• [Data entries]:

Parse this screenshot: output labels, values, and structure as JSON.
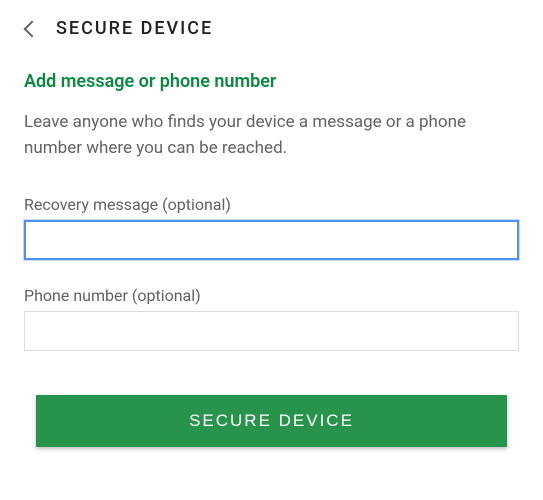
{
  "header": {
    "title": "SECURE DEVICE"
  },
  "main": {
    "subtitle": "Add message or phone number",
    "description": "Leave anyone who finds your device a message or a phone number where you can be reached.",
    "recovery_label": "Recovery message (optional)",
    "recovery_value": "",
    "phone_label": "Phone number (optional)",
    "phone_value": "",
    "submit_label": "SECURE DEVICE"
  },
  "colors": {
    "accent": "#0a8a3f",
    "button": "#28944b",
    "focus": "#4d90fe"
  }
}
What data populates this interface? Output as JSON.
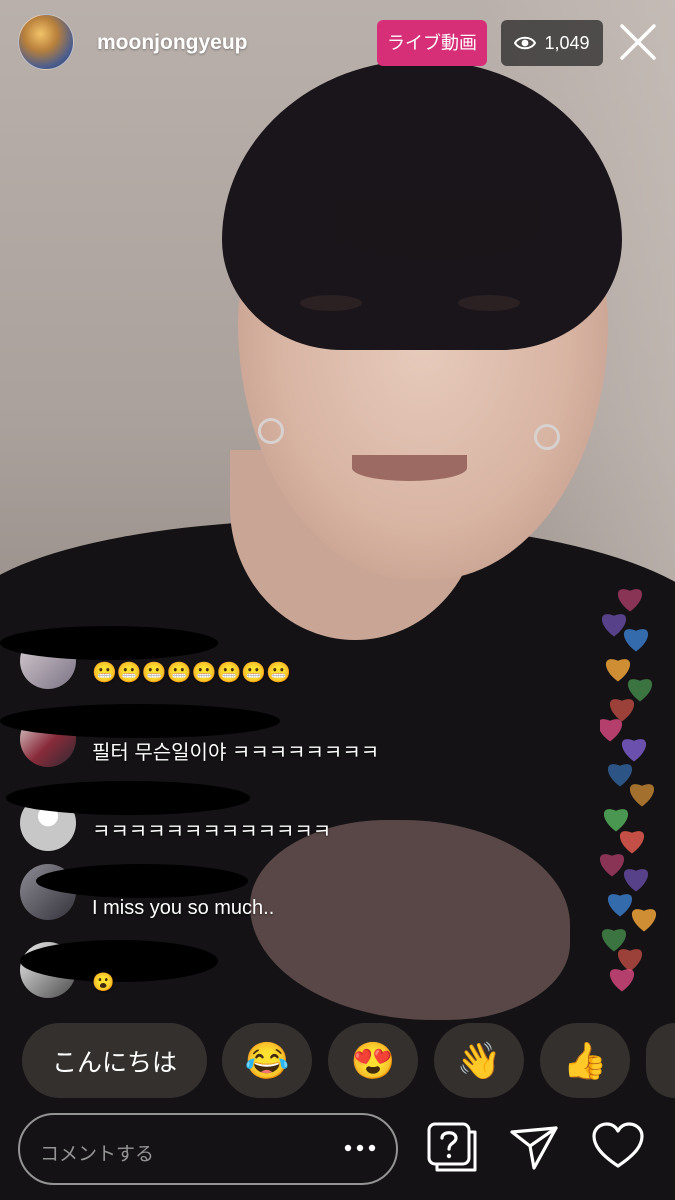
{
  "header": {
    "username": "moonjongyeup",
    "live_label": "ライブ動画",
    "viewer_count": "1,049"
  },
  "comments": [
    {
      "text": "😬😬😬😬😬😬😬😬"
    },
    {
      "text": "필터 무슨일이야 ㅋㅋㅋㅋㅋㅋㅋㅋ"
    },
    {
      "text": "ㅋㅋㅋㅋㅋㅋㅋㅋㅋㅋㅋㅋㅋ"
    },
    {
      "text": "I miss you so much.."
    },
    {
      "text": "😮"
    }
  ],
  "quick_replies": [
    {
      "label": "こんにちは"
    },
    {
      "emoji": "😂"
    },
    {
      "emoji": "😍"
    },
    {
      "emoji": "👋"
    },
    {
      "emoji": "👍"
    }
  ],
  "comment_box": {
    "placeholder": "コメントする"
  },
  "colors": {
    "live_badge": "#d62f77",
    "heart_palette": [
      "#e94f8b",
      "#7b5cc9",
      "#3f8ae0",
      "#f0a33a",
      "#5cc466",
      "#e35b4f"
    ]
  },
  "icons": [
    "close-icon",
    "eye-icon",
    "more-icon",
    "question-icon",
    "send-icon",
    "heart-icon"
  ]
}
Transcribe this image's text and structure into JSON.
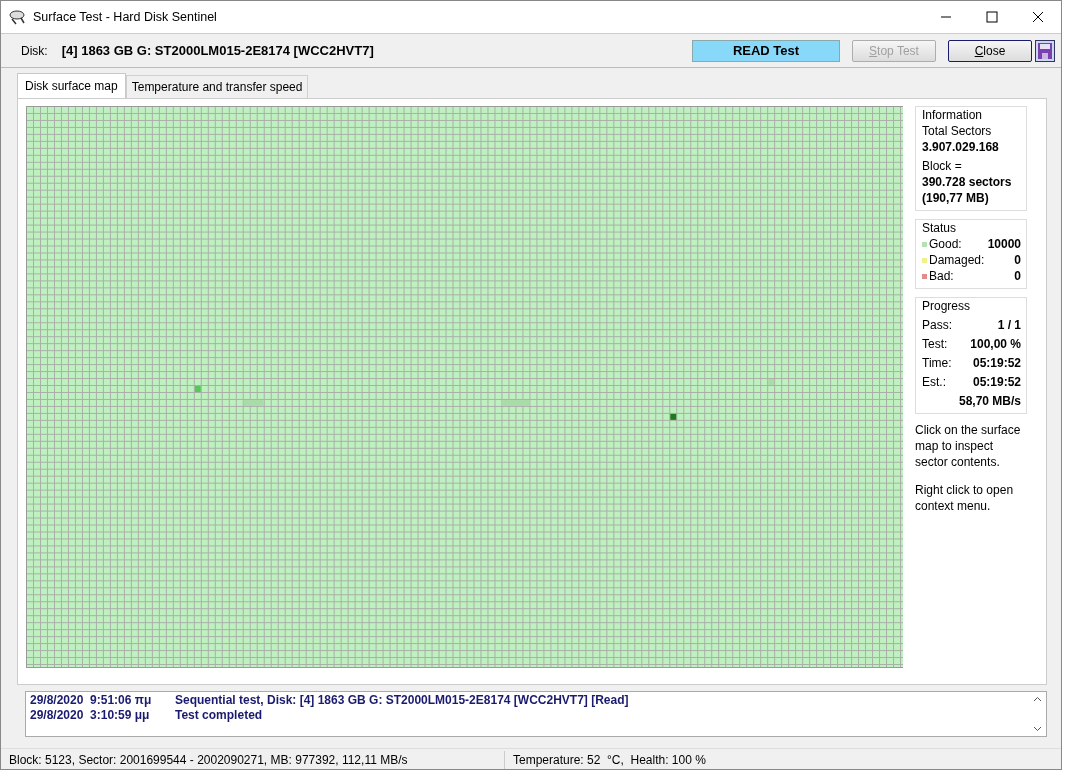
{
  "window": {
    "title": "Surface Test - Hard Disk Sentinel"
  },
  "toolbar": {
    "disk_label": "Disk:",
    "disk": "[4] 1863 GB G: ST2000LM015-2E8174 [WCC2HVT7]",
    "buttons": [
      {
        "label": "READ Test",
        "kind": "indicator",
        "disabled": false,
        "mnemonic": false
      },
      {
        "label": "Stop Test",
        "kind": "button",
        "disabled": true,
        "mnemonic": true
      },
      {
        "label": "Close",
        "kind": "button",
        "disabled": false,
        "mnemonic": true
      }
    ]
  },
  "tabs": [
    {
      "label": "Disk surface map",
      "selected": true
    },
    {
      "label": "Temperature and transfer speed",
      "selected": false
    }
  ],
  "information": {
    "title": "Information",
    "total_label": "Total Sectors",
    "total_value": "3.907.029.168",
    "block_label": "Block =",
    "block_value": "390.728 sectors",
    "block_size": "(190,77 MB)"
  },
  "status": {
    "title": "Status",
    "items": [
      {
        "label": "Good:",
        "value": "10000",
        "color": "#b4e2b4"
      },
      {
        "label": "Damaged:",
        "value": "0",
        "color": "#f0f08c"
      },
      {
        "label": "Bad:",
        "value": "0",
        "color": "#e08c8c"
      }
    ]
  },
  "progress": {
    "title": "Progress",
    "rows": [
      {
        "label": "Pass:",
        "value": "1 / 1"
      },
      {
        "label": "Test:",
        "value": "100,00 %"
      },
      {
        "label": "Time:",
        "value": "05:19:52"
      },
      {
        "label": "Est.:",
        "value": "05:19:52"
      }
    ],
    "speed": "58,70 MB/s"
  },
  "hints": [
    "Click on the surface map to inspect sector contents.",
    "Right click to open context menu."
  ],
  "log": [
    {
      "time": "29/8/2020  9:51:06 πμ",
      "message": "Sequential test, Disk: [4] 1863 GB G: ST2000LM015-2E8174 [WCC2HVT7] [Read]"
    },
    {
      "time": "29/8/2020  3:10:59 μμ",
      "message": "Test completed"
    }
  ],
  "status_bar": [
    "Block: 5123, Sector: 2001699544 - 2002090271, MB: 977392, 112,11 MB/s",
    "Temperature: 52  °C,  Health: 100 %"
  ]
}
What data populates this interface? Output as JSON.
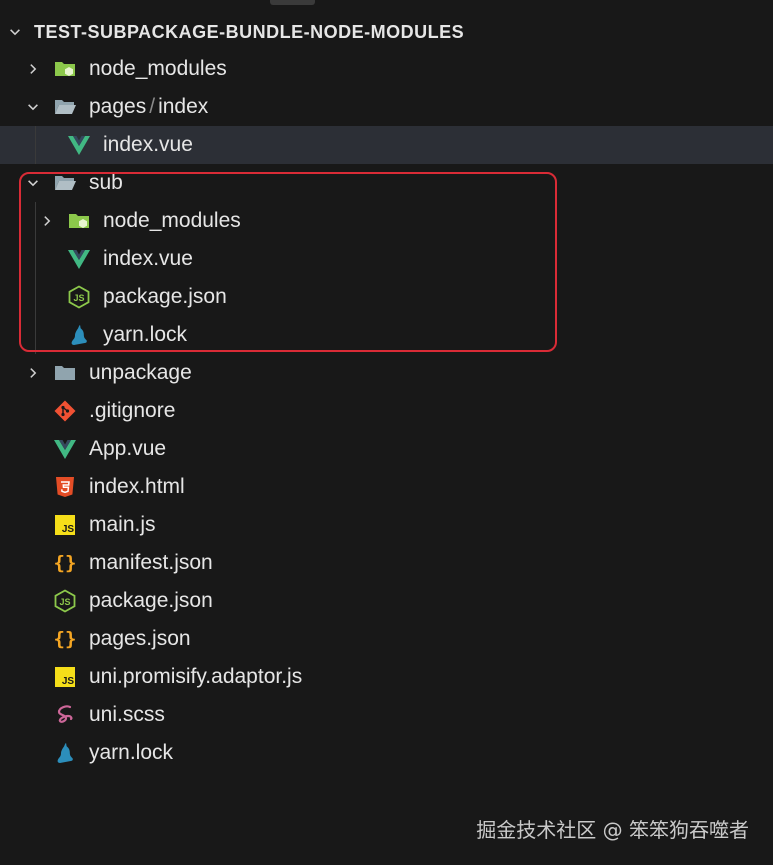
{
  "explorer": {
    "title": "TEST-SUBPACKAGE-BUNDLE-NODE-MODULES",
    "items": [
      {
        "label": "node_modules",
        "icon": "node-folder-icon",
        "expanded": false,
        "depth": 1
      },
      {
        "label": "pages",
        "sep": "/",
        "label2": "index",
        "icon": "folder-open-icon",
        "expanded": true,
        "depth": 1
      },
      {
        "label": "index.vue",
        "icon": "vue-icon",
        "depth": 2,
        "selected": true
      },
      {
        "label": "sub",
        "icon": "folder-open-icon",
        "expanded": true,
        "depth": 1
      },
      {
        "label": "node_modules",
        "icon": "node-folder-icon",
        "expanded": false,
        "depth": 2
      },
      {
        "label": "index.vue",
        "icon": "vue-icon",
        "depth": 2
      },
      {
        "label": "package.json",
        "icon": "nodejs-icon",
        "depth": 2
      },
      {
        "label": "yarn.lock",
        "icon": "yarn-icon",
        "depth": 2
      },
      {
        "label": "unpackage",
        "icon": "folder-icon",
        "expanded": false,
        "depth": 1
      },
      {
        "label": ".gitignore",
        "icon": "git-icon",
        "depth": 1
      },
      {
        "label": "App.vue",
        "icon": "vue-icon",
        "depth": 1
      },
      {
        "label": "index.html",
        "icon": "html5-icon",
        "depth": 1
      },
      {
        "label": "main.js",
        "icon": "js-icon",
        "depth": 1
      },
      {
        "label": "manifest.json",
        "icon": "json-braces-icon",
        "depth": 1
      },
      {
        "label": "package.json",
        "icon": "nodejs-icon",
        "depth": 1
      },
      {
        "label": "pages.json",
        "icon": "json-braces-icon",
        "depth": 1
      },
      {
        "label": "uni.promisify.adaptor.js",
        "icon": "js-icon",
        "depth": 1
      },
      {
        "label": "uni.scss",
        "icon": "sass-icon",
        "depth": 1
      },
      {
        "label": "yarn.lock",
        "icon": "yarn-icon",
        "depth": 1
      }
    ]
  },
  "watermark": "掘金技术社区 @ 笨笨狗吞噬者",
  "colors": {
    "background": "#181818",
    "selected_row": "#2c2f36",
    "highlight_border": "#d92b36",
    "vue_green": "#41b883",
    "node_green": "#8cc84b",
    "folder_gray": "#90a4ae",
    "html_orange": "#e44d26",
    "js_yellow": "#f5de19",
    "json_orange": "#f5a623",
    "git_red": "#f05133",
    "sass_pink": "#cd6799",
    "yarn_blue": "#2c8ebb"
  }
}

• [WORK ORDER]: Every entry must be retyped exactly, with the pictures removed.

• [RESULT OF THE EXERCISE]:
Parse this screenshot: output labels, values, and structure as JSON.
{
  "header": {
    "title": "SECURE DEVICE"
  },
  "main": {
    "subtitle": "Add message or phone number",
    "description": "Leave anyone who finds your device a message or a phone number where you can be reached.",
    "recovery_label": "Recovery message (optional)",
    "recovery_value": "",
    "phone_label": "Phone number (optional)",
    "phone_value": "",
    "submit_label": "SECURE DEVICE"
  },
  "colors": {
    "accent": "#0a8a3f",
    "button": "#28944b",
    "focus": "#4d90fe"
  }
}
What data populates this interface? Output as JSON.
{
  "header": {
    "username": "moonjongyeup",
    "live_label": "ライブ動画",
    "viewer_count": "1,049"
  },
  "comments": [
    {
      "text": "😬😬😬😬😬😬😬😬"
    },
    {
      "text": "필터 무슨일이야 ㅋㅋㅋㅋㅋㅋㅋㅋ"
    },
    {
      "text": "ㅋㅋㅋㅋㅋㅋㅋㅋㅋㅋㅋㅋㅋ"
    },
    {
      "text": "I miss you so much.."
    },
    {
      "text": "😮"
    }
  ],
  "quick_replies": [
    {
      "label": "こんにちは"
    },
    {
      "emoji": "😂"
    },
    {
      "emoji": "😍"
    },
    {
      "emoji": "👋"
    },
    {
      "emoji": "👍"
    }
  ],
  "comment_box": {
    "placeholder": "コメントする"
  },
  "colors": {
    "live_badge": "#d62f77",
    "heart_palette": [
      "#e94f8b",
      "#7b5cc9",
      "#3f8ae0",
      "#f0a33a",
      "#5cc466",
      "#e35b4f"
    ]
  },
  "icons": [
    "close-icon",
    "eye-icon",
    "more-icon",
    "question-icon",
    "send-icon",
    "heart-icon"
  ]
}
Transcribe this image's text and structure into JSON.
{
  "window": {
    "title": "Surface Test - Hard Disk Sentinel"
  },
  "toolbar": {
    "disk_label": "Disk:",
    "disk": "[4] 1863 GB G: ST2000LM015-2E8174 [WCC2HVT7]",
    "buttons": [
      {
        "label": "READ Test",
        "kind": "indicator",
        "disabled": false,
        "mnemonic": false
      },
      {
        "label": "Stop Test",
        "kind": "button",
        "disabled": true,
        "mnemonic": true
      },
      {
        "label": "Close",
        "kind": "button",
        "disabled": false,
        "mnemonic": true
      }
    ]
  },
  "tabs": [
    {
      "label": "Disk surface map",
      "selected": true
    },
    {
      "label": "Temperature and transfer speed",
      "selected": false
    }
  ],
  "information": {
    "title": "Information",
    "total_label": "Total Sectors",
    "total_value": "3.907.029.168",
    "block_label": "Block =",
    "block_value": "390.728 sectors",
    "block_size": "(190,77 MB)"
  },
  "status": {
    "title": "Status",
    "items": [
      {
        "label": "Good:",
        "value": "10000",
        "color": "#b4e2b4"
      },
      {
        "label": "Damaged:",
        "value": "0",
        "color": "#f0f08c"
      },
      {
        "label": "Bad:",
        "value": "0",
        "color": "#e08c8c"
      }
    ]
  },
  "progress": {
    "title": "Progress",
    "rows": [
      {
        "label": "Pass:",
        "value": "1 / 1"
      },
      {
        "label": "Test:",
        "value": "100,00 %"
      },
      {
        "label": "Time:",
        "value": "05:19:52"
      },
      {
        "label": "Est.:",
        "value": "05:19:52"
      }
    ],
    "speed": "58,70 MB/s"
  },
  "hints": [
    "Click on the surface map to inspect sector contents.",
    "Right click to open context menu."
  ],
  "log": [
    {
      "time": "29/8/2020  9:51:06 πμ",
      "message": "Sequential test, Disk: [4] 1863 GB G: ST2000LM015-2E8174 [WCC2HVT7] [Read]"
    },
    {
      "time": "29/8/2020  3:10:59 μμ",
      "message": "Test completed"
    }
  ],
  "status_bar": [
    "Block: 5123, Sector: 2001699544 - 2002090271, MB: 977392, 112,11 MB/s",
    "Temperature: 52  °C,  Health: 100 %"
  ]
}
What data populates this interface? Output as JSON.
{
  "explorer": {
    "title": "TEST-SUBPACKAGE-BUNDLE-NODE-MODULES",
    "items": [
      {
        "label": "node_modules",
        "icon": "node-folder-icon",
        "expanded": false,
        "depth": 1
      },
      {
        "label": "pages",
        "sep": "/",
        "label2": "index",
        "icon": "folder-open-icon",
        "expanded": true,
        "depth": 1
      },
      {
        "label": "index.vue",
        "icon": "vue-icon",
        "depth": 2,
        "selected": true
      },
      {
        "label": "sub",
        "icon": "folder-open-icon",
        "expanded": true,
        "depth": 1
      },
      {
        "label": "node_modules",
        "icon": "node-folder-icon",
        "expanded": false,
        "depth": 2
      },
      {
        "label": "index.vue",
        "icon": "vue-icon",
        "depth": 2
      },
      {
        "label": "package.json",
        "icon": "nodejs-icon",
        "depth": 2
      },
      {
        "label": "yarn.lock",
        "icon": "yarn-icon",
        "depth": 2
      },
      {
        "label": "unpackage",
        "icon": "folder-icon",
        "expanded": false,
        "depth": 1
      },
      {
        "label": ".gitignore",
        "icon": "git-icon",
        "depth": 1
      },
      {
        "label": "App.vue",
        "icon": "vue-icon",
        "depth": 1
      },
      {
        "label": "index.html",
        "icon": "html5-icon",
        "depth": 1
      },
      {
        "label": "main.js",
        "icon": "js-icon",
        "depth": 1
      },
      {
        "label": "manifest.json",
        "icon": "json-braces-icon",
        "depth": 1
      },
      {
        "label": "package.json",
        "icon": "nodejs-icon",
        "depth": 1
      },
      {
        "label": "pages.json",
        "icon": "json-braces-icon",
        "depth": 1
      },
      {
        "label": "uni.promisify.adaptor.js",
        "icon": "js-icon",
        "depth": 1
      },
      {
        "label": "uni.scss",
        "icon": "sass-icon",
        "depth": 1
      },
      {
        "label": "yarn.lock",
        "icon": "yarn-icon",
        "depth": 1
      }
    ]
  },
  "watermark": "掘金技术社区 @ 笨笨狗吞噬者",
  "colors": {
    "background": "#181818",
    "selected_row": "#2c2f36",
    "highlight_border": "#d92b36",
    "vue_green": "#41b883",
    "node_green": "#8cc84b",
    "folder_gray": "#90a4ae",
    "html_orange": "#e44d26",
    "js_yellow": "#f5de19",
    "json_orange": "#f5a623",
    "git_red": "#f05133",
    "sass_pink": "#cd6799",
    "yarn_blue": "#2c8ebb"
  }
}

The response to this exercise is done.